**What to work on:** Restate the records that follow word for word. Omit the images.

Collection entries
..........

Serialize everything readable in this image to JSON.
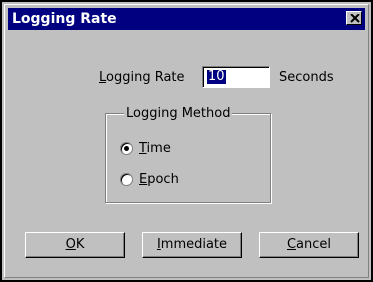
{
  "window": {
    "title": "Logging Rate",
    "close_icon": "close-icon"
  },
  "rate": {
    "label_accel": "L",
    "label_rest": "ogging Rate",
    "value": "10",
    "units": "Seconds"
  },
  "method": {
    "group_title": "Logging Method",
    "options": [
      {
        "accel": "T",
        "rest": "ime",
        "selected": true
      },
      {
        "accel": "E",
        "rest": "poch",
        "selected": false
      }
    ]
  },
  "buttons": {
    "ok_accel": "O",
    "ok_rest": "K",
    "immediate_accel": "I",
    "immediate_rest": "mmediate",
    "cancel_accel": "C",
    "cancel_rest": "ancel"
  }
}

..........

**Output below:**
Serialize everything readable in this image to JSON.
{
  "window": {
    "title": "Logging Rate",
    "close_icon": "close-icon"
  },
  "rate": {
    "label_accel": "L",
    "label_rest": "ogging Rate",
    "value": "10",
    "units": "Seconds"
  },
  "method": {
    "group_title": "Logging Method",
    "options": [
      {
        "accel": "T",
        "rest": "ime",
        "selected": true
      },
      {
        "accel": "E",
        "rest": "poch",
        "selected": false
      }
    ]
  },
  "buttons": {
    "ok_accel": "O",
    "ok_rest": "K",
    "immediate_accel": "I",
    "immediate_rest": "mmediate",
    "cancel_accel": "C",
    "cancel_rest": "ancel"
  }
}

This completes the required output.